[EXERCISE BRIEF] Every line of the following records that includes "Password" should be copied.

[TASK INPUT]

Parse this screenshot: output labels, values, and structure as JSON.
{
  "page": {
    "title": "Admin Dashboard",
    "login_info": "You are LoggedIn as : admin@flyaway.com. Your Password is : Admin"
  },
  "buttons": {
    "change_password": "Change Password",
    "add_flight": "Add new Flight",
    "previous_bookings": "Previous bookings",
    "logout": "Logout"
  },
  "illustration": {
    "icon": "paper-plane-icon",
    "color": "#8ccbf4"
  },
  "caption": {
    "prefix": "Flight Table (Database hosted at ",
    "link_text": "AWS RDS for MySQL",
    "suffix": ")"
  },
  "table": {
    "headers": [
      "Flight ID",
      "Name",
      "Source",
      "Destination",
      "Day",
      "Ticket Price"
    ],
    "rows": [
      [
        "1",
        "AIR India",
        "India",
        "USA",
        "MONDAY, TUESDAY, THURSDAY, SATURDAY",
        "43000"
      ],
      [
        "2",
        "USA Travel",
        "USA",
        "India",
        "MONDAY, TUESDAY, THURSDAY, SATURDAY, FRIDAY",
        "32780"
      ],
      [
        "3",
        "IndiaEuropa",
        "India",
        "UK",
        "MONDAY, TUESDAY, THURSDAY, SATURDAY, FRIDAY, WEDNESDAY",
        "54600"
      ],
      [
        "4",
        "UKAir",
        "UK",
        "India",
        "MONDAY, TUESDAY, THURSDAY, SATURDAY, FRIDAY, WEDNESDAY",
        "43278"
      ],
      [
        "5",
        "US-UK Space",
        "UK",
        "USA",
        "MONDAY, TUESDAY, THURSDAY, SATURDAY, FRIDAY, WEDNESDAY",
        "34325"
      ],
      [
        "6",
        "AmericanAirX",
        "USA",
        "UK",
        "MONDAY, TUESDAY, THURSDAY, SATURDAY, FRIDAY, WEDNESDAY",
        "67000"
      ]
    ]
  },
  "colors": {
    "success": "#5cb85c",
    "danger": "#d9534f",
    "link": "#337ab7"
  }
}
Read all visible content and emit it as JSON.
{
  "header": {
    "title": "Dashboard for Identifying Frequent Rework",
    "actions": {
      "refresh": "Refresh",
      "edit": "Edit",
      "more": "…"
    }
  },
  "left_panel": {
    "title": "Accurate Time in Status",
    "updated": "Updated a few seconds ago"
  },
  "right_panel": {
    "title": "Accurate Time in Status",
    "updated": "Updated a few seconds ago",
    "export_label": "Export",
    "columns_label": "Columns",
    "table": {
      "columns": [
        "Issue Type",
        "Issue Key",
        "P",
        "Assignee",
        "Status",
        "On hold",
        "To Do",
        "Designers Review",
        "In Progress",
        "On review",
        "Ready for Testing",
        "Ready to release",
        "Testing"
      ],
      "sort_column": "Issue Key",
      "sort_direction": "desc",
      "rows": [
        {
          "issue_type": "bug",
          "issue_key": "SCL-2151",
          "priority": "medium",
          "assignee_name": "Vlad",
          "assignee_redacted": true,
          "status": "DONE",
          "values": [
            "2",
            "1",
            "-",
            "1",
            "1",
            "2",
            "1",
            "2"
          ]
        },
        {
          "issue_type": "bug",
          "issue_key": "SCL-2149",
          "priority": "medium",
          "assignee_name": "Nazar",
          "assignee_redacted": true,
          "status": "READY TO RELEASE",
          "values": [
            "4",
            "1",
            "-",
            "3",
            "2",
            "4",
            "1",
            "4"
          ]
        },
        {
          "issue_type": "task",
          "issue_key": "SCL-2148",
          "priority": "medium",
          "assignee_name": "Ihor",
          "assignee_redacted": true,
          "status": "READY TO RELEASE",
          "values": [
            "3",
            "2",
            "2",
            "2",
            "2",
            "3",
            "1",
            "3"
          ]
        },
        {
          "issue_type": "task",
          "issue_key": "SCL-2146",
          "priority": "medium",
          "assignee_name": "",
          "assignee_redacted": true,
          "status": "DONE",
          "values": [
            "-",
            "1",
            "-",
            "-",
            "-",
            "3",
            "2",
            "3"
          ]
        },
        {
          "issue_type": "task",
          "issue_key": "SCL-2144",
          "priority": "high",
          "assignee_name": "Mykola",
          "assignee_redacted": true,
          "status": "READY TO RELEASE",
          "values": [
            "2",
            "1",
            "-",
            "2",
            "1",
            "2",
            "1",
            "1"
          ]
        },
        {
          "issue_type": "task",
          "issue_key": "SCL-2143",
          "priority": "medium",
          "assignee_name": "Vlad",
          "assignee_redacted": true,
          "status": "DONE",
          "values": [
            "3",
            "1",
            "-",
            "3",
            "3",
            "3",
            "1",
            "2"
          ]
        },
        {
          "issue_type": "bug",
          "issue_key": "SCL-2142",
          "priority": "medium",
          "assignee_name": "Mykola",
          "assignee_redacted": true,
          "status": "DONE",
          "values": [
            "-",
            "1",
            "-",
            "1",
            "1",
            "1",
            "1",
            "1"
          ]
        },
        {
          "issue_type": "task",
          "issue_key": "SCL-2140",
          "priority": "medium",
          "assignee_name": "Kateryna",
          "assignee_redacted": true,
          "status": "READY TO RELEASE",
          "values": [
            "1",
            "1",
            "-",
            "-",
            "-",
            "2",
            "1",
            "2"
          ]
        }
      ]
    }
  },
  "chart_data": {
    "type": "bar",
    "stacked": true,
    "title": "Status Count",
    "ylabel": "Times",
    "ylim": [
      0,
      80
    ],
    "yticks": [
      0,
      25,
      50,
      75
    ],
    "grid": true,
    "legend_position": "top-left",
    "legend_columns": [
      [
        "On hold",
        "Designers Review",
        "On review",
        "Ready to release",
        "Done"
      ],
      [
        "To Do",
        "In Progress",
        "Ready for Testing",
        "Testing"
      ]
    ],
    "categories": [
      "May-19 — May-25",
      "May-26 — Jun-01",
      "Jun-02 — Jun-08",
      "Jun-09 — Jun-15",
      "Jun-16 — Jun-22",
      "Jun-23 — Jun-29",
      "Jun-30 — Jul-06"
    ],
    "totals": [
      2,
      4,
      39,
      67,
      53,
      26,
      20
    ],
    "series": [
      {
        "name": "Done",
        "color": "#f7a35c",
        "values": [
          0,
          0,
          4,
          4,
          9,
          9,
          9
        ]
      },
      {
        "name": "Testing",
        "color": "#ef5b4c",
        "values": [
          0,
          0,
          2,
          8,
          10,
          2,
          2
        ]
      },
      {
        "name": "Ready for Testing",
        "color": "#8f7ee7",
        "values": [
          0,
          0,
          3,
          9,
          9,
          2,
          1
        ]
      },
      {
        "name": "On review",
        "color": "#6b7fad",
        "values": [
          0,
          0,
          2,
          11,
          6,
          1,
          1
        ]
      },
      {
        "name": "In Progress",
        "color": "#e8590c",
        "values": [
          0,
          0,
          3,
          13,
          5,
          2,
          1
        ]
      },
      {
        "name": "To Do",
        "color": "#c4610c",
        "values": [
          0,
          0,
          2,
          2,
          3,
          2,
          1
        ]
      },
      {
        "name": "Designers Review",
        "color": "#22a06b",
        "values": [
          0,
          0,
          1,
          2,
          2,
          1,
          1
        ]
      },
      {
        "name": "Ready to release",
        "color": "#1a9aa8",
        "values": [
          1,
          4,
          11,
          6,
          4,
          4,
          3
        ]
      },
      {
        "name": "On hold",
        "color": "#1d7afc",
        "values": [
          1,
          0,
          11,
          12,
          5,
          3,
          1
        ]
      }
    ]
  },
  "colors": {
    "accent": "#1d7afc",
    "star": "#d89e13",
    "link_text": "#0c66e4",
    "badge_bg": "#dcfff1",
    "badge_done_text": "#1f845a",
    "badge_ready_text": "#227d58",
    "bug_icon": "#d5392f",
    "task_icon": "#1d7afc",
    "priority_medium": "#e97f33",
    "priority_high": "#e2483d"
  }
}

[SOLUTION]
    "login_info": "You are LoggedIn as : admin@flyaway.com. Your Password is : Admin"
    "change_password": "Change Password",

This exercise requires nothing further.